When the shovel was completed in Bucyrus-Erie‘s Milwaukee factory, it was shipped to Kansas in 150 railcars. It took 52 people 11 months to assemble Big Brutus. It was hard and somewhat dangerous work because individual pieces of the machine could weigh as much as 120 tons. But at least when they were finished, they would be able to say they had assembled the world’s largest electric shovel.

But, oddly enough, that wasn’t the case.

Not the Largest

When the shovel began operation in Pittsburg & Midway Mine 19 in May 1963, it was the second largest operating coal shovel in the world. The largest, also built by Bucyrus-Erie Company, lived in western Kentucky. The Kentucky machine weighed 18 million pounds, was 220 feet tall, was powered with 12,000 horsepower and had a 115 cubic yard capacity scoop. The energy needs of the Kentucky model were equal to a city of 15,000 people.

Too Costly to Restore

By 1974, the cost of operation of the machine was escalating, and in its last month of operation, the electric bill was $27,000. But, once the plug was pulled a new issue arose: what to do with Big Brutus?

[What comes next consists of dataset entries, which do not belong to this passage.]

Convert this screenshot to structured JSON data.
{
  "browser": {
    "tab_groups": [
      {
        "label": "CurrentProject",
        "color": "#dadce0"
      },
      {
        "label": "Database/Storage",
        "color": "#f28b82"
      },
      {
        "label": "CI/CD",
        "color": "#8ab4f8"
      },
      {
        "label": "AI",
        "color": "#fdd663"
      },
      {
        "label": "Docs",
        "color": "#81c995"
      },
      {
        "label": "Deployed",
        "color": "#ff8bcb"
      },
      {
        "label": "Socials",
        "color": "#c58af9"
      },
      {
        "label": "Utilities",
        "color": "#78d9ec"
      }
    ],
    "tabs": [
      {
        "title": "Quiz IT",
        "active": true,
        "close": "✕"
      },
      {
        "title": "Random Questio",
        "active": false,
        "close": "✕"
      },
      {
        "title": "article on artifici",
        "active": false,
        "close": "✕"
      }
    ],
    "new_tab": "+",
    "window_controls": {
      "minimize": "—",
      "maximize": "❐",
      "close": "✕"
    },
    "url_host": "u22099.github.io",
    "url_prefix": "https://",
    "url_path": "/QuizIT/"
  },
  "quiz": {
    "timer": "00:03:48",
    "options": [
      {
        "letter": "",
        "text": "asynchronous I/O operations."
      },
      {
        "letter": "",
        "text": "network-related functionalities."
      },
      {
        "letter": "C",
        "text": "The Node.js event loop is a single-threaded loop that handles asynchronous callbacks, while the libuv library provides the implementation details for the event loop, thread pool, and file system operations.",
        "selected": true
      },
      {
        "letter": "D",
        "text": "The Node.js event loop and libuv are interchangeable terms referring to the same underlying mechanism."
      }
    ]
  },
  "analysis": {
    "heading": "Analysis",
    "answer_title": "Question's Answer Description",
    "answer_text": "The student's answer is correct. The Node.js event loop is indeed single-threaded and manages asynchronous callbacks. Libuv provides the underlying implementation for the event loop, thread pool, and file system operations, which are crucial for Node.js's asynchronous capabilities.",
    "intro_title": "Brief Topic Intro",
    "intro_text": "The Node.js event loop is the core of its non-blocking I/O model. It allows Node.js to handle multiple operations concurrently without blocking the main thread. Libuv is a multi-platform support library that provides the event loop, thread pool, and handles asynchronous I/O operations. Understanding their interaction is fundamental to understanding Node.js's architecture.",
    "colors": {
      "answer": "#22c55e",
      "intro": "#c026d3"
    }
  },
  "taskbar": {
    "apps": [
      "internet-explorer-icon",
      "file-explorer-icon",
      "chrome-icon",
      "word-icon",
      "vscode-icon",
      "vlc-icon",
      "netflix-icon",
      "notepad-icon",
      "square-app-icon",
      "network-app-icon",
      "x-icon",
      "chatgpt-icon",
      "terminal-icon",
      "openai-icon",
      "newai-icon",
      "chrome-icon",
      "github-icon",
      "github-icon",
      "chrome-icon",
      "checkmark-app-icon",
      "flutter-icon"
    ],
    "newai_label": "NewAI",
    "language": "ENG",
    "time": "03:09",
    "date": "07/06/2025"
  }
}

Since, the machine was too large to relocate intact it would need to be dismantled, transported to its new location and then reassembled. This was just too much work and expense. So, in 1983, the Pittsburg and Midway Coal Mining Company donated the machine, and $100,000 to paint it, to the non-profit where it now sits. The non-profit organization, Big Brutus, Incorporated, is comprised of local residents interested in the preservation of the machine and the region's coal mining history of mining.

A New Coat of Paint

Today, the organization hopes to give Big Brutus a fresh coat of paint, which, of course, is no small task. The outside alone will require 1,200 gallons of orange and black paint.

The Big Brutus Board of Directors has launched a fundraising campaign to cover the costs. Hopefully, they will be able to accomplish their goal. Because as their website states:

Big Brutus is not just a symbol of the past, but an eternal tribute to the mining heritage of Southeast Kansas and to miners all across this nation who toiled to support their families.

My daughter as a fifth grader standing in front of Big Brutus' massive bucket.

My daughter as a fifth grader standing in front of Big Brutus' massive bucket.

This article is accurate and true to the best of the author’s knowledge. Content is for informational or entertainment purposes only and does not substitute for personal counsel or professional advice in business, financial, legal, or technical matters.

© 2013 Charlie Claywell